Dataset rows for apps and sites:
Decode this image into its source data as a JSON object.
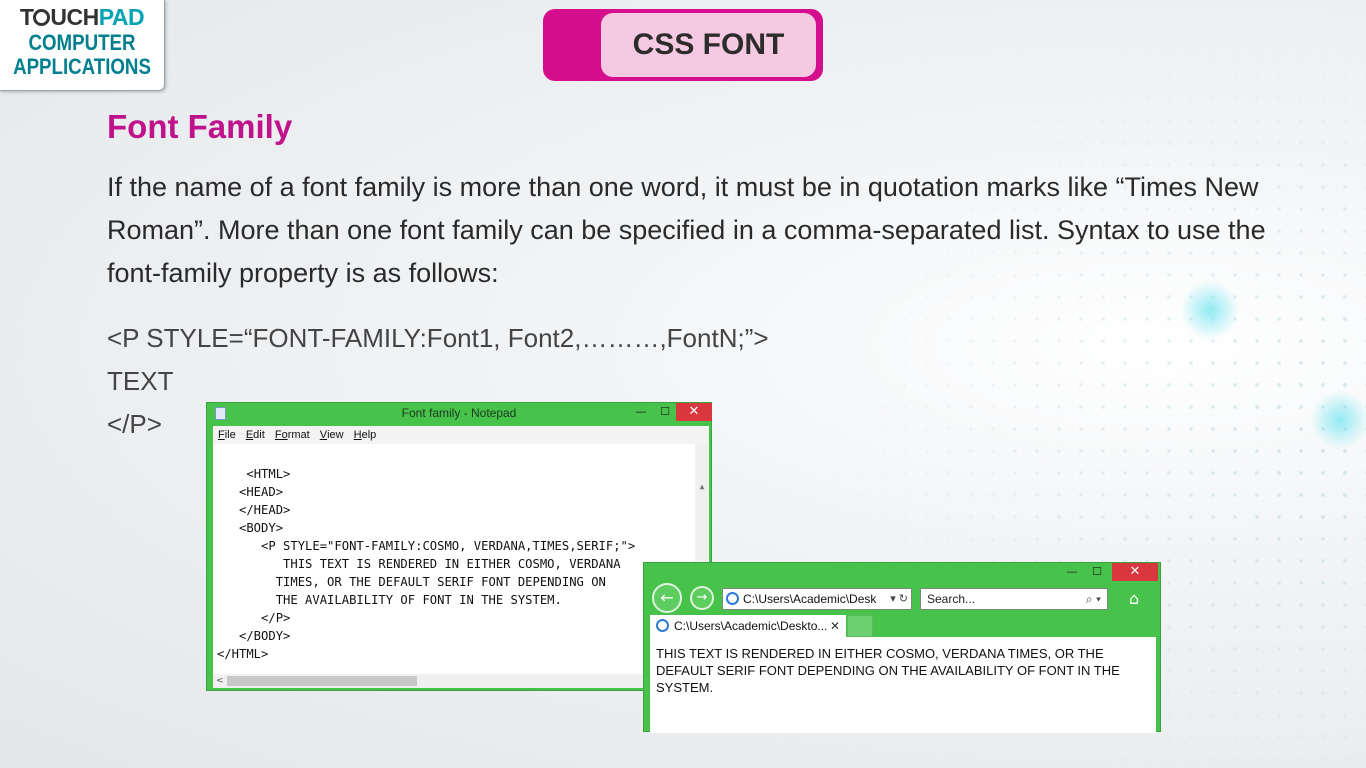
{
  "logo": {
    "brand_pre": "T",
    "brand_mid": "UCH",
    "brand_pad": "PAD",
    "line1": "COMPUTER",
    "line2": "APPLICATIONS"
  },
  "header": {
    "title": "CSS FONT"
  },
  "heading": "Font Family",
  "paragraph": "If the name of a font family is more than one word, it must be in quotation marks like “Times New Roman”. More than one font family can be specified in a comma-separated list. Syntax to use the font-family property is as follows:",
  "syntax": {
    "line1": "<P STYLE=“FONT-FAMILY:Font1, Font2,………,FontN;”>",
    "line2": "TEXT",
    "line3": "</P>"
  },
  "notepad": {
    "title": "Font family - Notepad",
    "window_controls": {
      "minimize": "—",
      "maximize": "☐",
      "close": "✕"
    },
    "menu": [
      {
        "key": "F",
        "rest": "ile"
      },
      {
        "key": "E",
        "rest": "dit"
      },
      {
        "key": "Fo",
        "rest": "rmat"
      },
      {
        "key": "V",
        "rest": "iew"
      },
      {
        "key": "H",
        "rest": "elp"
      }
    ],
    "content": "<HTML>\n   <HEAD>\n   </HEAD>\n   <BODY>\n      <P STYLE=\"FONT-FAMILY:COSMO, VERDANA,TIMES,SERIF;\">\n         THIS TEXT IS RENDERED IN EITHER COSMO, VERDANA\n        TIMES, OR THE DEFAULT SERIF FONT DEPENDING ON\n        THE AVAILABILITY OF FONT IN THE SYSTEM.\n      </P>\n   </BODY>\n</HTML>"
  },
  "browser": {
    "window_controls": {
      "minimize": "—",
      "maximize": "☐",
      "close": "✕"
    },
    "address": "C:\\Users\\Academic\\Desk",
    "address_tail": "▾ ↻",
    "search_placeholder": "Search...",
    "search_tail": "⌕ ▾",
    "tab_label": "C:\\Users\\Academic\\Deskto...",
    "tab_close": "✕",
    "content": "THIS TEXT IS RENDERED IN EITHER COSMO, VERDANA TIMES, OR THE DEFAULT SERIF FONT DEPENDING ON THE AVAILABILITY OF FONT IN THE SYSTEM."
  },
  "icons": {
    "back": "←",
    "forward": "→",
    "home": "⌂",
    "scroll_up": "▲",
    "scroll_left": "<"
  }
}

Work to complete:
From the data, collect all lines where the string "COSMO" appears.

Problem solution:
    "content": "<HTML>\n   <HEAD>\n   </HEAD>\n   <BODY>\n      <P STYLE=\"FONT-FAMILY:COSMO, VERDANA,TIMES,SERIF;\">\n         THIS TEXT IS RENDERED IN EITHER COSMO, VERDANA\n        TIMES, OR THE DEFAULT SERIF FONT DEPENDING ON\n        THE AVAILABILITY OF FONT IN THE SYSTEM.\n      </P>\n   </BODY>\n</HTML>"
    "content": "THIS TEXT IS RENDERED IN EITHER COSMO, VERDANA TIMES, OR THE DEFAULT SERIF FONT DEPENDING ON THE AVAILABILITY OF FONT IN THE SYSTEM."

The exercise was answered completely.